  • 1University of California, San Diego, Division of Otolaryngology-Head and Neck Surgery San Diego, California 92103-889, USA.



Reconstruction of the hypopharynx continues to present a clinical challenge for the reconstructive surgeon. Trends continue to evolve as many viable options exist, depending on individual patient characteristics and institutional preferences. The article reviews the most current literature available on the subject.


Surgical resections resulting in pharyngoesophageal defects require timely reconstruction to minimize patient morbidity while optimizing quality of life, specifically in regards to speech and swallowing. Contemporary reconstructive options include various gastrointestinal flaps, pedicled myocutaneous flaps, and fasciocutaneous free flaps. Institutional trends often depend on the availability, training, and expertise of the reconstructive surgeon. The current options available differ in their complication rate and overall morbidity, and must take into account each patient's general medical health. Increased availability of surgeons trained in microvascular reconstruction and the continued high published success rates have made free flaps an attractive option for hypopharyngeal reconstruction. Functional outcome regarding swallowing and speech rehabilitation after free flap reconstruction is promising.
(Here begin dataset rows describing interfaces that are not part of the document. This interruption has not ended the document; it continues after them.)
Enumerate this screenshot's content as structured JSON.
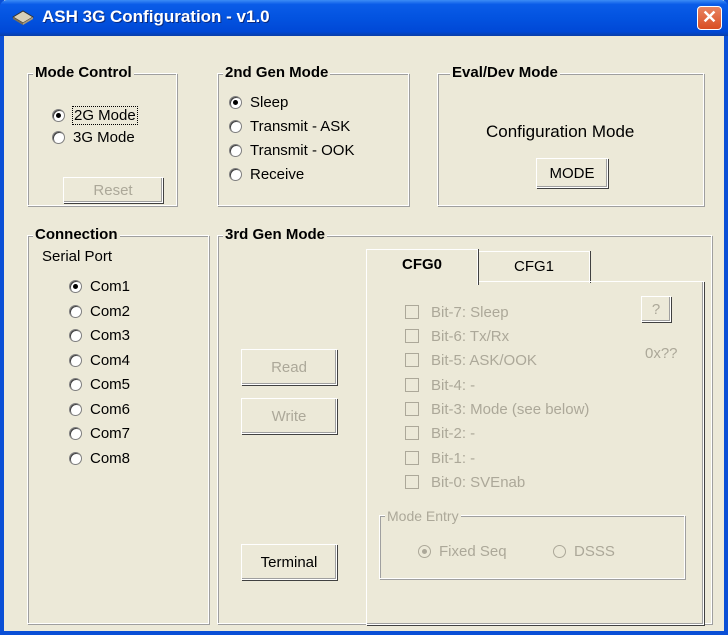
{
  "window": {
    "title": "ASH 3G Configuration - v1.0",
    "close_glyph": "✕"
  },
  "mode_control": {
    "title": "Mode Control",
    "options": [
      "2G Mode",
      "3G Mode"
    ],
    "selected": "2G Mode",
    "reset_label": "Reset"
  },
  "gen2": {
    "title": "2nd Gen Mode",
    "options": [
      "Sleep",
      "Transmit - ASK",
      "Transmit - OOK",
      "Receive"
    ],
    "selected": "Sleep"
  },
  "eval": {
    "title": "Eval/Dev Mode",
    "status": "Configuration Mode",
    "mode_button": "MODE"
  },
  "connection": {
    "title": "Connection",
    "subtitle": "Serial Port",
    "ports": [
      "Com1",
      "Com2",
      "Com3",
      "Com4",
      "Com5",
      "Com6",
      "Com7",
      "Com8"
    ],
    "selected": "Com1"
  },
  "gen3": {
    "title": "3rd Gen Mode",
    "read_label": "Read",
    "write_label": "Write",
    "terminal_label": "Terminal",
    "tabs": [
      "CFG0",
      "CFG1"
    ],
    "active_tab": "CFG0",
    "help_label": "?",
    "hex_value": "0x??",
    "bits": [
      "Bit-7: Sleep",
      "Bit-6: Tx/Rx",
      "Bit-5: ASK/OOK",
      "Bit-4: -",
      "Bit-3: Mode (see below)",
      "Bit-2: -",
      "Bit-1: -",
      "Bit-0: SVEnab"
    ],
    "mode_entry": {
      "title": "Mode Entry",
      "options": [
        "Fixed Seq",
        "DSSS"
      ],
      "selected": "Fixed Seq"
    }
  },
  "colors": {
    "face": "#ece9d8",
    "titlebar": "#0353e0",
    "disabled_text": "#aca899",
    "close": "#d94d22"
  }
}
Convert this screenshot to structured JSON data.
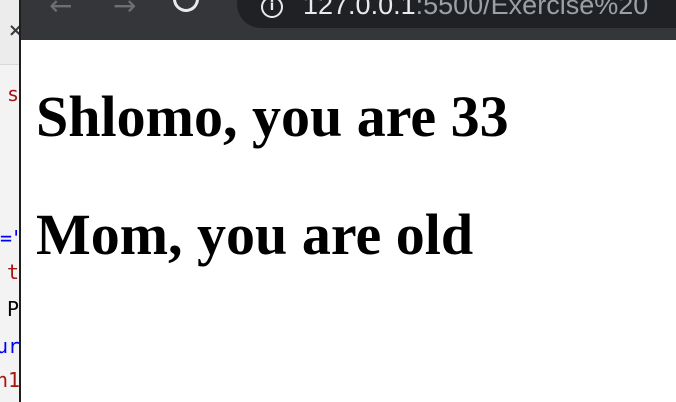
{
  "browser": {
    "back_label": "←",
    "forward_label": "→",
    "info_label": "i",
    "url_host": "127.0.0.1",
    "url_path": ":5500/Exercise%20"
  },
  "page": {
    "headings": [
      "Shlomo, you are 33",
      "Mom, you are old"
    ]
  },
  "editor": {
    "close_label": "×",
    "fragments": [
      "s",
      "=\"",
      "t",
      "P",
      "ur",
      "h1"
    ],
    "colors": {
      "string": "#a31515",
      "keyword": "#0000ff",
      "text": "#000000"
    }
  }
}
With continued publication of overall high success rates coupled with superior functional outcome and increased availability of surgeons trained in microvascular reconstruction, fasciocutaneous free flap reconstruction of the hypopharynx will probably surpass intestinal flaps in reliability and popularity.

[PubMed - indexed for MEDLINE]
PubMed Commons home

PubMed Commons

How to join PubMed Commons

    Supplemental Content

    Full text links

    Icon for Lippincott Williams & Wilkins
    Loading ...
    Write to the Help Desk